The data is to be retyped in full, exactly.

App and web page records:
----------

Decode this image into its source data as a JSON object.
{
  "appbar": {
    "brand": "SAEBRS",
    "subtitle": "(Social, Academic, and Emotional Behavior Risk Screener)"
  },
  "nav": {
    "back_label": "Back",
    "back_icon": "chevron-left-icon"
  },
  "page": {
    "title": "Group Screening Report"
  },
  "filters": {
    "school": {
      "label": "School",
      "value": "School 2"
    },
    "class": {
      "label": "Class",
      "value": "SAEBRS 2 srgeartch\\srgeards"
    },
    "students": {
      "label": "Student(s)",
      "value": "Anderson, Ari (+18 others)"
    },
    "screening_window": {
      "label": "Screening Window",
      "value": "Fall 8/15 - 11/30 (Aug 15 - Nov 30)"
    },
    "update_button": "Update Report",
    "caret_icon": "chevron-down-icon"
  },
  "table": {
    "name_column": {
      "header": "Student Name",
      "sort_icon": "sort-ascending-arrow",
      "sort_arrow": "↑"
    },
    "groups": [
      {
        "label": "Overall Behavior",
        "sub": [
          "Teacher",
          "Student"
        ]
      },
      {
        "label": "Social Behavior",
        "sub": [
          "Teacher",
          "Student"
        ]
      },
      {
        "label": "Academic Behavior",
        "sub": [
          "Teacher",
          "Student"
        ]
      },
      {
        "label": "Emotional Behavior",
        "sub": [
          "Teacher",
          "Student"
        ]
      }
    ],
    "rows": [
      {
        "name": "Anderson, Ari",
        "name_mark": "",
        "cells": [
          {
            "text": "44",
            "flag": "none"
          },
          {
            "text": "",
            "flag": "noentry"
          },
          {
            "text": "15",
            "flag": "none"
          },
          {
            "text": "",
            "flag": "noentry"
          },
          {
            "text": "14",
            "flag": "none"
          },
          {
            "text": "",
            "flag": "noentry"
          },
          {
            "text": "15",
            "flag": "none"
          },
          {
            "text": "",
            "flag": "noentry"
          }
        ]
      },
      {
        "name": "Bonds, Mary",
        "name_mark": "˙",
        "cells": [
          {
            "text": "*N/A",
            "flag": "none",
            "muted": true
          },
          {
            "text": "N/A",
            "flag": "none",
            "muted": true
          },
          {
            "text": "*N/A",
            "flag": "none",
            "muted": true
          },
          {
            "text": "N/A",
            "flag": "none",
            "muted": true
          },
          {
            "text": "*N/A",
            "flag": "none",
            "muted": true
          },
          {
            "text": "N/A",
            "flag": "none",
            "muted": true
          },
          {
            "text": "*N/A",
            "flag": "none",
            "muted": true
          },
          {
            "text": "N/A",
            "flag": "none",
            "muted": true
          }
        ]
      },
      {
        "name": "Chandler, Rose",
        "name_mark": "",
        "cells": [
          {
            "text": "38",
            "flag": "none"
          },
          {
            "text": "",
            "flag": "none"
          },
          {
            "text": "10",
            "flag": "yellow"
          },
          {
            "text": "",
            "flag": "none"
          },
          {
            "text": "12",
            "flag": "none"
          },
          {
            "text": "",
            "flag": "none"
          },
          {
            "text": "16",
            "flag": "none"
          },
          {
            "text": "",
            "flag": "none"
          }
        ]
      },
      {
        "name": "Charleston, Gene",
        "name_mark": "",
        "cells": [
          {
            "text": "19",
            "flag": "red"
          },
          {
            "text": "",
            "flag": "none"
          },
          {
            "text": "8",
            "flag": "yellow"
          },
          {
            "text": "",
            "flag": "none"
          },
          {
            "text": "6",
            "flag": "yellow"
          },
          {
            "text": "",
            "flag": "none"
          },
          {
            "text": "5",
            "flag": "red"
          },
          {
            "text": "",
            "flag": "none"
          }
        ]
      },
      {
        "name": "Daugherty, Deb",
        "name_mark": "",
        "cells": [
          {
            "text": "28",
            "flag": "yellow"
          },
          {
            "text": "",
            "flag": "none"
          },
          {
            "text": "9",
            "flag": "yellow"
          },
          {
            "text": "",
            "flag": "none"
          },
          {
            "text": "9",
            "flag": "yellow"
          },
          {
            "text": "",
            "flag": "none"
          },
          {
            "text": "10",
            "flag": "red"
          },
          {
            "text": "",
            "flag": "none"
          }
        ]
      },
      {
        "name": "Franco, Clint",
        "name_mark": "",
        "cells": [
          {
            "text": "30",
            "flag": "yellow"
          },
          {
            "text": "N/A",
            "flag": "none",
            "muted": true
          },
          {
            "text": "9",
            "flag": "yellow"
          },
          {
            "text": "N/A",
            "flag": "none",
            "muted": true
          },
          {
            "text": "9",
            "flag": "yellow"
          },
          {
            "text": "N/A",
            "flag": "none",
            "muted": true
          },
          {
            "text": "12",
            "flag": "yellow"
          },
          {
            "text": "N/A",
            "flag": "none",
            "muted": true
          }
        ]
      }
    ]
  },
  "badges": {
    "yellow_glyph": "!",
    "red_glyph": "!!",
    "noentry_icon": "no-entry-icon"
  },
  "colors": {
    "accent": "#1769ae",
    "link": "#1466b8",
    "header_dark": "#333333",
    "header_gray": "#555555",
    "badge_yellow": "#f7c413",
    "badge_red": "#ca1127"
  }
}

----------

EXERCISE OUTPUT:
Decode this image into its source data as a JSON object.
{
  "appbar": {
    "brand": "SAEBRS",
    "subtitle": "(Social, Academic, and Emotional Behavior Risk Screener)"
  },
  "nav": {
    "back_label": "Back",
    "back_icon": "chevron-left-icon"
  },
  "page": {
    "title": "Group Screening Report"
  },
  "filters": {
    "school": {
      "label": "School",
      "value": "School 2"
    },
    "class": {
      "label": "Class",
      "value": "SAEBRS 2 srgeartch\\srgeards"
    },
    "students": {
      "label": "Student(s)",
      "value": "Anderson, Ari (+18 others)"
    },
    "screening_window": {
      "label": "Screening Window",
      "value": "Fall 8/15 - 11/30 (Aug 15 - Nov 30)"
    },
    "update_button": "Update Report",
    "caret_icon": "chevron-down-icon"
  },
  "table": {
    "name_column": {
      "header": "Student Name",
      "sort_icon": "sort-ascending-arrow",
      "sort_arrow": "↑"
    },
    "groups": [
      {
        "label": "Overall Behavior",
        "sub": [
          "Teacher",
          "Student"
        ]
      },
      {
        "label": "Social Behavior",
        "sub": [
          "Teacher",
          "Student"
        ]
      },
      {
        "label": "Academic Behavior",
        "sub": [
          "Teacher",
          "Student"
        ]
      },
      {
        "label": "Emotional Behavior",
        "sub": [
          "Teacher",
          "Student"
        ]
      }
    ],
    "rows": [
      {
        "name": "Anderson, Ari",
        "name_mark": "",
        "cells": [
          {
            "text": "44",
            "flag": "none"
          },
          {
            "text": "",
            "flag": "noentry"
          },
          {
            "text": "15",
            "flag": "none"
          },
          {
            "text": "",
            "flag": "noentry"
          },
          {
            "text": "14",
            "flag": "none"
          },
          {
            "text": "",
            "flag": "noentry"
          },
          {
            "text": "15",
            "flag": "none"
          },
          {
            "text": "",
            "flag": "noentry"
          }
        ]
      },
      {
        "name": "Bonds, Mary",
        "name_mark": "˙",
        "cells": [
          {
            "text": "*N/A",
            "flag": "none",
            "muted": true
          },
          {
            "text": "N/A",
            "flag": "none",
            "muted": true
          },
          {
            "text": "*N/A",
            "flag": "none",
            "muted": true
          },
          {
            "text": "N/A",
            "flag": "none",
            "muted": true
          },
          {
            "text": "*N/A",
            "flag": "none",
            "muted": true
          },
          {
            "text": "N/A",
            "flag": "none",
            "muted": true
          },
          {
            "text": "*N/A",
            "flag": "none",
            "muted": true
          },
          {
            "text": "N/A",
            "flag": "none",
            "muted": true
          }
        ]
      },
      {
        "name": "Chandler, Rose",
        "name_mark": "",
        "cells": [
          {
            "text": "38",
            "flag": "none"
          },
          {
            "text": "",
            "flag": "none"
          },
          {
            "text": "10",
            "flag": "yellow"
          },
          {
            "text": "",
            "flag": "none"
          },
          {
            "text": "12",
            "flag": "none"
          },
          {
            "text": "",
            "flag": "none"
          },
          {
            "text": "16",
            "flag": "none"
          },
          {
            "text": "",
            "flag": "none"
          }
        ]
      },
      {
        "name": "Charleston, Gene",
        "name_mark": "",
        "cells": [
          {
            "text": "19",
            "flag": "red"
          },
          {
            "text": "",
            "flag": "none"
          },
          {
            "text": "8",
            "flag": "yellow"
          },
          {
            "text": "",
            "flag": "none"
          },
          {
            "text": "6",
            "flag": "yellow"
          },
          {
            "text": "",
            "flag": "none"
          },
          {
            "text": "5",
            "flag": "red"
          },
          {
            "text": "",
            "flag": "none"
          }
        ]
      },
      {
        "name": "Daugherty, Deb",
        "name_mark": "",
        "cells": [
          {
            "text": "28",
            "flag": "yellow"
          },
          {
            "text": "",
            "flag": "none"
          },
          {
            "text": "9",
            "flag": "yellow"
          },
          {
            "text": "",
            "flag": "none"
          },
          {
            "text": "9",
            "flag": "yellow"
          },
          {
            "text": "",
            "flag": "none"
          },
          {
            "text": "10",
            "flag": "red"
          },
          {
            "text": "",
            "flag": "none"
          }
        ]
      },
      {
        "name": "Franco, Clint",
        "name_mark": "",
        "cells": [
          {
            "text": "30",
            "flag": "yellow"
          },
          {
            "text": "N/A",
            "flag": "none",
            "muted": true
          },
          {
            "text": "9",
            "flag": "yellow"
          },
          {
            "text": "N/A",
            "flag": "none",
            "muted": true
          },
          {
            "text": "9",
            "flag": "yellow"
          },
          {
            "text": "N/A",
            "flag": "none",
            "muted": true
          },
          {
            "text": "12",
            "flag": "yellow"
          },
          {
            "text": "N/A",
            "flag": "none",
            "muted": true
          }
        ]
      }
    ]
  },
  "badges": {
    "yellow_glyph": "!",
    "red_glyph": "!!",
    "noentry_icon": "no-entry-icon"
  },
  "colors": {
    "accent": "#1769ae",
    "link": "#1466b8",
    "header_dark": "#333333",
    "header_gray": "#555555",
    "badge_yellow": "#f7c413",
    "badge_red": "#ca1127"
  }
}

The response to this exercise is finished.